> **Prompt**:
Scan the entries below for the word "ylabel" and copy every line where it turns up.

> **Data shown**:
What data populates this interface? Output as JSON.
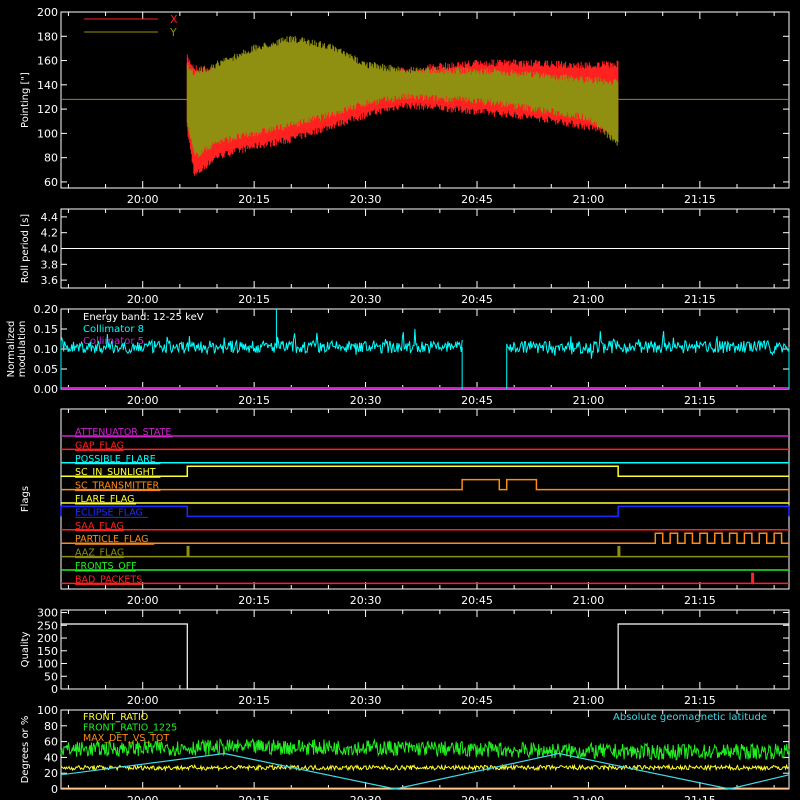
{
  "colors": {
    "background": "#000000",
    "axes": "#ffffff",
    "red": "#ff2020",
    "olive": "#8f8f12",
    "cyan": "#00ffff",
    "magenta": "#cc22cc",
    "white": "#ffffff",
    "green": "#22ee22",
    "yellow": "#ffff30",
    "orange": "#ff8a1a",
    "blue": "#1c2cff",
    "lightcyan": "#40d8e8"
  },
  "time_axis": {
    "range": [
      "19:49",
      "21:27"
    ],
    "ticks": [
      "20:00",
      "20:15",
      "20:30",
      "20:45",
      "21:00",
      "21:15"
    ]
  },
  "chart_data": [
    {
      "type": "line",
      "ylabel": "Pointing [\"]",
      "ylim": [
        55,
        200
      ],
      "yticks": [
        "60",
        "80",
        "100",
        "120",
        "140",
        "160",
        "180",
        "200"
      ],
      "legend": {
        "placement": "top-left"
      },
      "series": [
        {
          "name": "X",
          "color": "red",
          "x": [
            "20:06",
            "20:07",
            "20:10",
            "20:15",
            "20:20",
            "20:25",
            "20:30",
            "20:35",
            "20:40",
            "20:45",
            "20:50",
            "20:55",
            "21:00",
            "21:04"
          ],
          "upper": [
            165,
            157,
            155,
            150,
            150,
            150,
            152,
            155,
            158,
            161,
            161,
            160,
            159,
            160
          ],
          "lower": [
            100,
            62,
            78,
            86,
            92,
            102,
            112,
            120,
            118,
            115,
            112,
            108,
            102,
            97
          ]
        },
        {
          "name": "Y",
          "color": "olive",
          "x": [
            "20:06",
            "20:07",
            "20:10",
            "20:15",
            "20:20",
            "20:25",
            "20:30",
            "20:35",
            "20:40",
            "20:45",
            "20:50",
            "20:55",
            "21:00",
            "21:04"
          ],
          "upper": [
            160,
            152,
            160,
            173,
            181,
            175,
            160,
            155,
            155,
            154,
            153,
            150,
            147,
            145
          ],
          "lower": [
            105,
            78,
            90,
            97,
            104,
            112,
            122,
            127,
            126,
            124,
            120,
            115,
            110,
            88
          ]
        }
      ],
      "reference_level": 128
    },
    {
      "type": "line",
      "ylabel": "Roll period [s]",
      "ylim": [
        3.5,
        4.5
      ],
      "yticks": [
        "3.6",
        "3.8",
        "4.0",
        "4.2",
        "4.4"
      ],
      "series": [
        {
          "name": "",
          "color": "white",
          "x": [
            "19:49",
            "21:27"
          ],
          "y": [
            4.0,
            4.0
          ]
        }
      ]
    },
    {
      "type": "line",
      "ylabel": [
        "Normalized",
        "modulation"
      ],
      "ylim": [
        0,
        0.2
      ],
      "yticks": [
        "0.00",
        "0.05",
        "0.10",
        "0.15",
        "0.20"
      ],
      "legend": {
        "placement": "top-left",
        "title": "Energy band: 12-25 keV",
        "entries": [
          {
            "name": "Collimator 8",
            "color": "cyan"
          },
          {
            "name": "Collimator 5",
            "color": "magenta"
          }
        ]
      },
      "series": [
        {
          "name": "Collimator 8",
          "color": "cyan",
          "mean": 0.105,
          "segments": [
            [
              "19:49",
              "20:43"
            ],
            [
              "20:49",
              "21:27"
            ]
          ],
          "spikes": [
            {
              "x": "20:18",
              "y": 0.2
            }
          ]
        },
        {
          "name": "Collimator 5",
          "color": "magenta",
          "x": [
            "19:49",
            "21:27"
          ],
          "y": [
            0,
            0
          ]
        }
      ]
    },
    {
      "type": "line",
      "ylabel": "Flags",
      "flags": [
        {
          "name": "ATTENUATOR_STATE",
          "color": "magenta",
          "high": []
        },
        {
          "name": "GAP_FLAG",
          "color": "red",
          "high": []
        },
        {
          "name": "POSSIBLE_FLARE",
          "color": "cyan",
          "high": []
        },
        {
          "name": "SC_IN_SUNLIGHT",
          "color": "yellow",
          "high": [
            [
              "20:06",
              "21:04"
            ]
          ]
        },
        {
          "name": "SC_TRANSMITTER",
          "color": "orange",
          "high": [
            [
              "20:43",
              "20:48"
            ],
            [
              "20:49",
              "20:53"
            ]
          ]
        },
        {
          "name": "FLARE_FLAG",
          "color": "yellow",
          "high": []
        },
        {
          "name": "ECLIPSE_FLAG",
          "color": "blue",
          "high": [
            [
              "19:49",
              "20:06"
            ],
            [
              "21:04",
              "21:27"
            ]
          ]
        },
        {
          "name": "SAA_FLAG",
          "color": "red",
          "high": []
        },
        {
          "name": "PARTICLE_FLAG",
          "color": "orange",
          "high": [
            [
              "21:09",
              "21:10"
            ],
            [
              "21:11",
              "21:12"
            ],
            [
              "21:13",
              "21:14"
            ],
            [
              "21:15",
              "21:16"
            ],
            [
              "21:17",
              "21:18"
            ],
            [
              "21:19",
              "21:20"
            ],
            [
              "21:21",
              "21:22"
            ],
            [
              "21:23",
              "21:24"
            ],
            [
              "21:25",
              "21:26"
            ]
          ]
        },
        {
          "name": "AAZ_FLAG",
          "color": "olive",
          "high": [
            [
              "20:06",
              "20:06"
            ],
            [
              "21:04",
              "21:04"
            ]
          ]
        },
        {
          "name": "FRONTS_OFF",
          "color": "green",
          "high": []
        },
        {
          "name": "BAD_PACKETS",
          "color": "red",
          "high": [
            [
              "21:22",
              "21:22"
            ]
          ]
        }
      ]
    },
    {
      "type": "line",
      "ylabel": "Quality",
      "ylim": [
        0,
        310
      ],
      "yticks": [
        "0",
        "50",
        "100",
        "150",
        "200",
        "250",
        "300"
      ],
      "series": [
        {
          "name": "",
          "color": "white",
          "x": [
            "19:49",
            "20:06",
            "20:06",
            "20:06",
            "21:04",
            "21:04",
            "21:27"
          ],
          "y": [
            255,
            255,
            30,
            0,
            0,
            255,
            255
          ]
        }
      ]
    },
    {
      "type": "line",
      "ylabel": "Degrees or %",
      "ylim": [
        0,
        100
      ],
      "yticks": [
        "0",
        "20",
        "40",
        "60",
        "80",
        "100"
      ],
      "legend": {
        "placement": "top-left"
      },
      "series": [
        {
          "name": "FRONT_RATIO",
          "color": "yellow",
          "mean": 27
        },
        {
          "name": "FRONT_RATIO_1225",
          "color": "green",
          "mean": 50
        },
        {
          "name": "MAX_DET_VS_TOT",
          "color": "orange",
          "mean": 0
        },
        {
          "name": "Absolute geomagnetic latitude",
          "color": "lightcyan",
          "label_placement": "top-right",
          "x": [
            "19:49",
            "20:11",
            "20:34",
            "20:56",
            "21:19",
            "21:27"
          ],
          "y": [
            18,
            45,
            0,
            45,
            0,
            18
          ]
        }
      ]
    }
  ]
}
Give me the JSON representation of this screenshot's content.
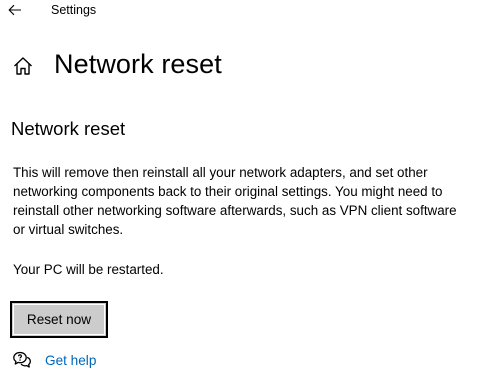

> **Written reply**:
      "ylabel": "Pointing [\"]",
      "ylabel": "Roll period [s]",
      "ylabel": [
      "ylabel": "Flags",
      "ylabel": "Quality",
      "ylabel": "Degrees or %",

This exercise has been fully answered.